Visualizing Data – are you exploring or explaining?
Posted on August 1, 2016
Earlier this year I wrote a rather cantankerous article on using data for visualizing a story that helps decision-making. Two months later I’m planning my blog series and realize I’ve never revisited and explored this important topic of data, answering questions with data, finding insights in your data, telling the story found within datasets, and generally influencing or supporting decision-making with data. Let’s dig in this month!
Two different purposes for visualizing data
Cole Nussbaumer Knaflic’s website and book “Storytelling with Data” is where I initially heard so cogently described the differences between exploratory analysis and explanatory communications. Cole goes on to discuss in detail her research and best practices for data visualizations for explanatory purposes. We’ll get there too, but first we’ll cover the exploratory bit because… well, first you need to explore a dataset to figure out what it’s telling you in your context. Let’s begin with some definitions.
Exploration is the act of examination, to investigate the unknown. An exploratory analysis will use the data to investigate or examine it to find insights. What does the data telling you? Do you see patterns, differences or similarities, trends or randomness? What is the basis of the pattern or trend? Does it make sense across categories? Is it time-bound? Do you see unexpected or unusual points in the data? What were the conditions under which the data was acquired? Can the data be reproduced?

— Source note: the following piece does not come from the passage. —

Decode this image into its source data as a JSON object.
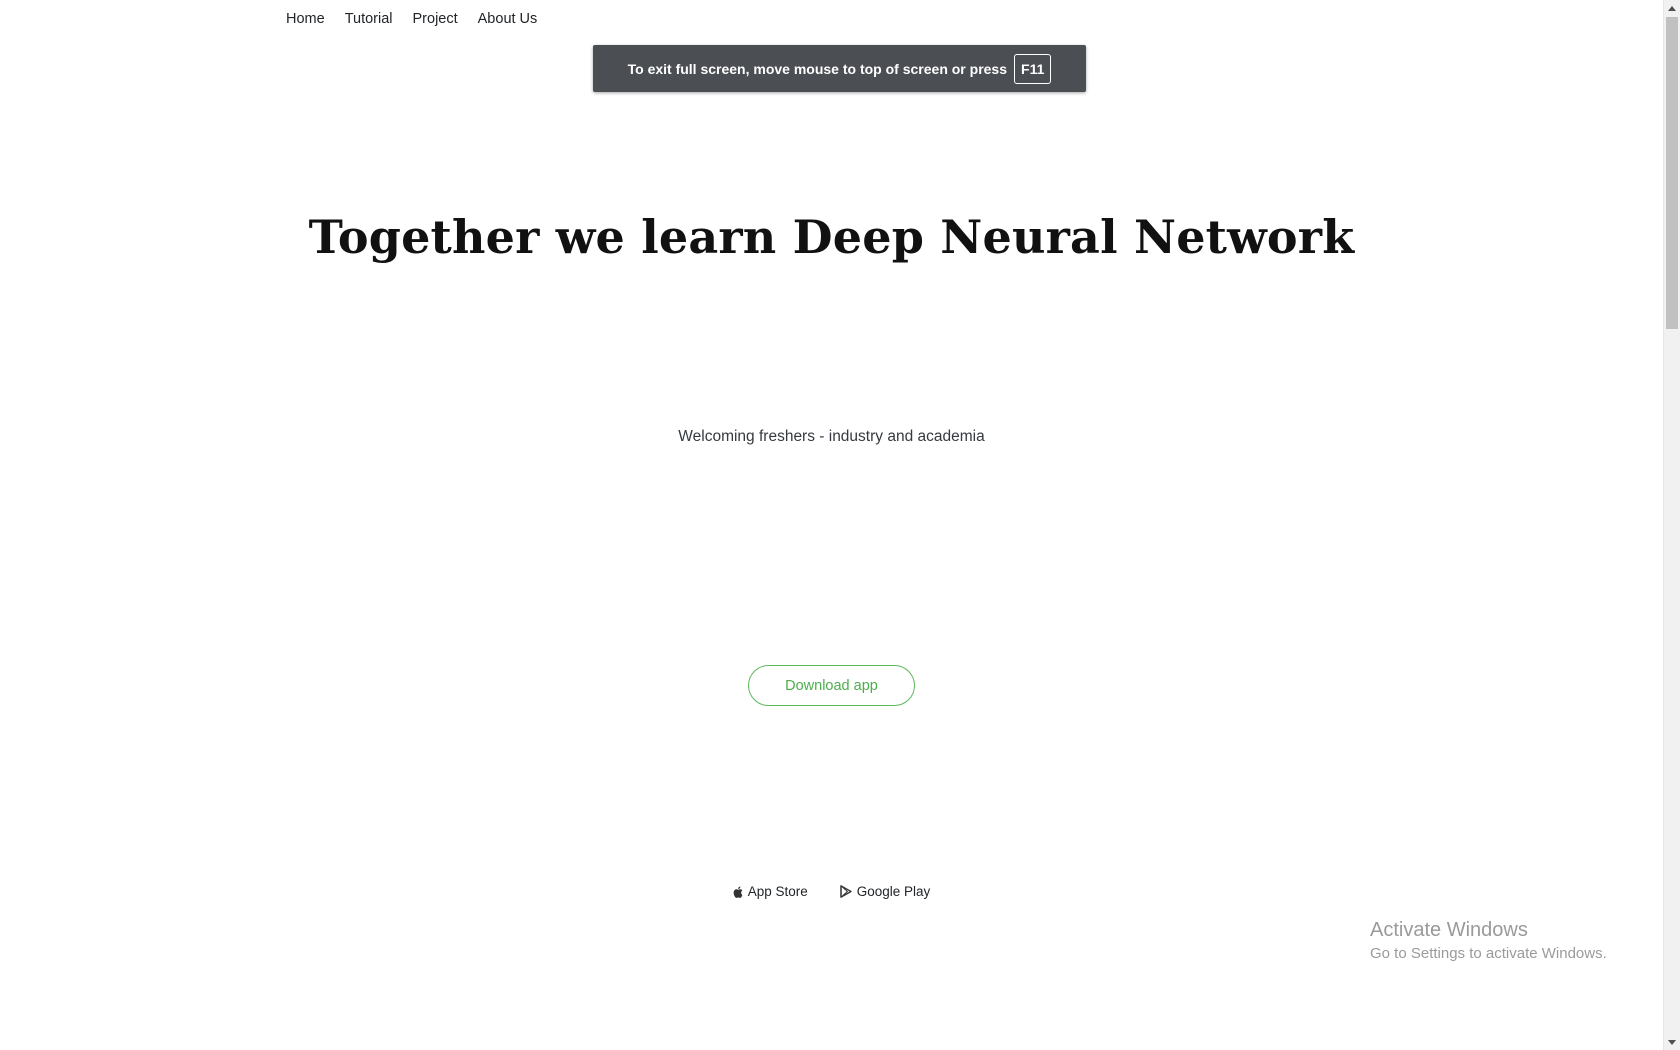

Explanation is used to make plain or clear, to render something intelligible or understandable. An explanatory analysis will use the data to show the insights learned during the exploratory analysis and make them clear and understandable to the desired audience. I distinguish the explanatory activities as communication instead of analysis. By the time you’re ready to communicate, the focus is on how best to clearly show the audience what you’ve learned. Whatever the purpose of your product, it’s job is to simply tell the story when words would otherwise be more cumbersome.
Using your data

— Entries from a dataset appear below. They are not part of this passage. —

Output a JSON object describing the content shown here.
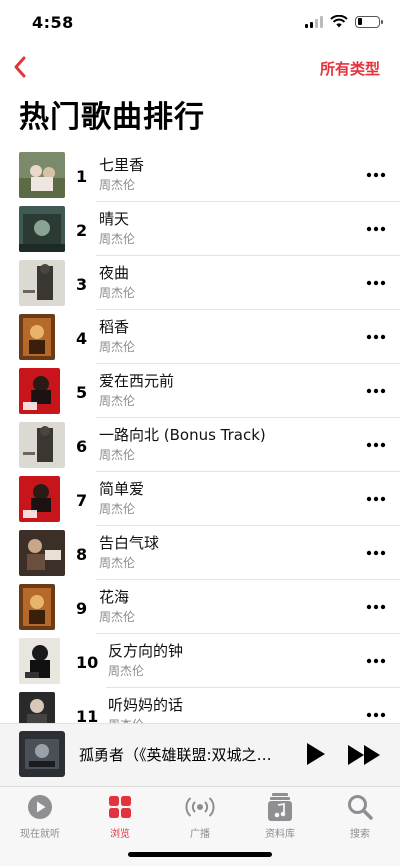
{
  "status_bar": {
    "time": "4:58"
  },
  "nav": {
    "back_icon": "chevron-left-icon",
    "action_label": "所有类型",
    "accent_color": "#e3343e"
  },
  "page": {
    "title": "热门歌曲排行"
  },
  "songs": [
    {
      "rank": "1",
      "title": "七里香",
      "artist": "周杰伦"
    },
    {
      "rank": "2",
      "title": "晴天",
      "artist": "周杰伦"
    },
    {
      "rank": "3",
      "title": "夜曲",
      "artist": "周杰伦"
    },
    {
      "rank": "4",
      "title": "稻香",
      "artist": "周杰伦"
    },
    {
      "rank": "5",
      "title": "爱在西元前",
      "artist": "周杰伦"
    },
    {
      "rank": "6",
      "title": "一路向北 (Bonus Track)",
      "artist": "周杰伦"
    },
    {
      "rank": "7",
      "title": "简单爱",
      "artist": "周杰伦"
    },
    {
      "rank": "8",
      "title": "告白气球",
      "artist": "周杰伦"
    },
    {
      "rank": "9",
      "title": "花海",
      "artist": "周杰伦"
    },
    {
      "rank": "10",
      "title": "反方向的钟",
      "artist": "周杰伦"
    },
    {
      "rank": "11",
      "title": "听妈妈的话",
      "artist": "周杰伦"
    }
  ],
  "now_playing": {
    "title": "孤勇者（《英雄联盟:双城之战》动画剧集中文主题曲）"
  },
  "tabs": [
    {
      "label": "现在就听",
      "icon": "play-circle-icon"
    },
    {
      "label": "浏览",
      "icon": "grid-icon"
    },
    {
      "label": "广播",
      "icon": "radio-icon"
    },
    {
      "label": "资料库",
      "icon": "library-icon"
    },
    {
      "label": "搜索",
      "icon": "search-icon"
    }
  ],
  "active_tab": "浏览"
}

Are you thinking about the purpose of your product when you’re working with data? Is it clear whether you have an exploratory purpose or an explanatory purpose? When you find yourself looking at a visual depiction of data, consider whether you’re searching for what it’s trying to tell you or whether you’re trying to tell others what you’ve already learned.
photo credit: Pixabay CC0 Public Domain